This chapter focuses on surfaces, places and people and describes some instances of how they meet. Ecological psychologist J. J. Gibson defines a surface as the interface between any two of the three states of matter, solid, liquid and gas. It finds that rubber studded soles do not sit well on tree residue-covered limestone slabs, wet by all too frequent rain. The chapter shows us the designer in his studio, smiling, as he slides his finger over the phone screen calling up different functions. This literal lack of friction, no grip on ice, only sliding, constitutes a strong figurative friction. Gunn and Donovan, with Ingold, discusses how a process of design is not to impose closure, but to allow for everyday life to carry on, hence the imagination, the flexibility needed in design, needs to be responsive to changing conditions, and is not about predicting the future.

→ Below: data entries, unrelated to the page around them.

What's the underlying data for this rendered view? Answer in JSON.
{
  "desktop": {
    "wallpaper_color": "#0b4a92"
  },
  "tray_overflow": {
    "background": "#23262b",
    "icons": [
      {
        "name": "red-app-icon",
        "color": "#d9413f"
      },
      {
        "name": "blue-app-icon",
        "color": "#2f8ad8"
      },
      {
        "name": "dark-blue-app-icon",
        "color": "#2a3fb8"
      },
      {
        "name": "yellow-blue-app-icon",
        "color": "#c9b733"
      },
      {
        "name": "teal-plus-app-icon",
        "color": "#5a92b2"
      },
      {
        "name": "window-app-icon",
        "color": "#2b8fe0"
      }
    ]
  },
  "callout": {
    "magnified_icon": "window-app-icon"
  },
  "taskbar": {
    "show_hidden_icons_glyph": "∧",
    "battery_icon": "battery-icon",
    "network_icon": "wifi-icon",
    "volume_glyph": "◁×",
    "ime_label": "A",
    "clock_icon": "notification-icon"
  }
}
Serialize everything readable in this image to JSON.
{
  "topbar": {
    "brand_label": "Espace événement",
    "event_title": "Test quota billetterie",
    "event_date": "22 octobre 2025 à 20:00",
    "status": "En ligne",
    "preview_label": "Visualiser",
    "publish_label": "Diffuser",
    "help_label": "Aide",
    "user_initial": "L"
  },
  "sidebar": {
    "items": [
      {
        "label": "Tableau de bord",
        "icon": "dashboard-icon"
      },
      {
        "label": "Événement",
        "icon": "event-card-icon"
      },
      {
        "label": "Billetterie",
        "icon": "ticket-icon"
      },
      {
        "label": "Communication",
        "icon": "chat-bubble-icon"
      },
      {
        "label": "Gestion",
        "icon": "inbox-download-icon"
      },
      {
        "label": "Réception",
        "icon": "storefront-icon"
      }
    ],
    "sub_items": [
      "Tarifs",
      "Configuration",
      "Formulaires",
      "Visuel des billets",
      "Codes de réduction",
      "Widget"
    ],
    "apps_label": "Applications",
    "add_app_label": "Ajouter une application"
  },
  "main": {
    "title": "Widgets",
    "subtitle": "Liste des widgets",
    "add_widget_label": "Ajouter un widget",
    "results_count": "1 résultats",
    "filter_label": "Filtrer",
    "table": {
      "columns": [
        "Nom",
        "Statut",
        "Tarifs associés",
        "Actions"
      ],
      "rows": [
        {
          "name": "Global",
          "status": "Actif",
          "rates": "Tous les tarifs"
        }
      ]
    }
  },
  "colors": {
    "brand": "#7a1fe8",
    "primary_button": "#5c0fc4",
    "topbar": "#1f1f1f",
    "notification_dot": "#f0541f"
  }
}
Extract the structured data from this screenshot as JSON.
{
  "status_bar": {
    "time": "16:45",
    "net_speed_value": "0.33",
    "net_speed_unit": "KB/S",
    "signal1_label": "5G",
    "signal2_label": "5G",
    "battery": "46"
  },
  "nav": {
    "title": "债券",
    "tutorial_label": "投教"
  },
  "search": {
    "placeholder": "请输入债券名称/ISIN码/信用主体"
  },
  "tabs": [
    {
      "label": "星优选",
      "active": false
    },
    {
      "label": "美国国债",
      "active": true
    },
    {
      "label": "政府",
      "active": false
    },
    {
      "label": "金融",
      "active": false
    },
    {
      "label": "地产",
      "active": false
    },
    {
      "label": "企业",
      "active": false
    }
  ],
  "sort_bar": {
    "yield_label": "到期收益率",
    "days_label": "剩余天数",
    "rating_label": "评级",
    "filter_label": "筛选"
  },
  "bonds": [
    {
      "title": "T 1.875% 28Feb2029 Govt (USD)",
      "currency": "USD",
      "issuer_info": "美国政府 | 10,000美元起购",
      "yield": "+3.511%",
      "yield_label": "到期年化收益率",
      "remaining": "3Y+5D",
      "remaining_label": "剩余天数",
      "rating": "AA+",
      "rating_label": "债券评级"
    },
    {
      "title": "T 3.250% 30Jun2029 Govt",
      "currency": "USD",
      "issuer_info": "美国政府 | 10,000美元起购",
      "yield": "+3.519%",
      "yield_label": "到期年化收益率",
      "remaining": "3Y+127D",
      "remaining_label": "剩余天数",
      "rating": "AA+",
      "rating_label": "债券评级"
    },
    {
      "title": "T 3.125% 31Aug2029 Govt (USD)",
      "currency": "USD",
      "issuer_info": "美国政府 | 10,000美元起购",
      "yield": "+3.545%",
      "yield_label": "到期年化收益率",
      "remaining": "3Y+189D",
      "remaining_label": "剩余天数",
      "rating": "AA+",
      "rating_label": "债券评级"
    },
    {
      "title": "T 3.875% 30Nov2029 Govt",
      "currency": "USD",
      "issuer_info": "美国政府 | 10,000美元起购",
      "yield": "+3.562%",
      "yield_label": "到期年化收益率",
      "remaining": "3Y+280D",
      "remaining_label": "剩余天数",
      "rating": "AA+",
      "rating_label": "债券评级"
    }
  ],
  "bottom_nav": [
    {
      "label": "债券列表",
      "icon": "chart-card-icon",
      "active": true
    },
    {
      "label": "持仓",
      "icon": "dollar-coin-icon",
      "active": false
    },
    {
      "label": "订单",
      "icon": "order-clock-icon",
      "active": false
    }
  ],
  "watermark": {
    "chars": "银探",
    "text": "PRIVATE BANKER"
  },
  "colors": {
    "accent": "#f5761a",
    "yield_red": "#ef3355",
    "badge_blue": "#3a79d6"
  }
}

|Title of host publication||Design and Anthropology|
|Subtitle of host publication||Building Relations Between Designing and Using|
|Publisher||Ashgate Publishing Limited|
|Number of pages||16|
|Publication status||Published - 2012|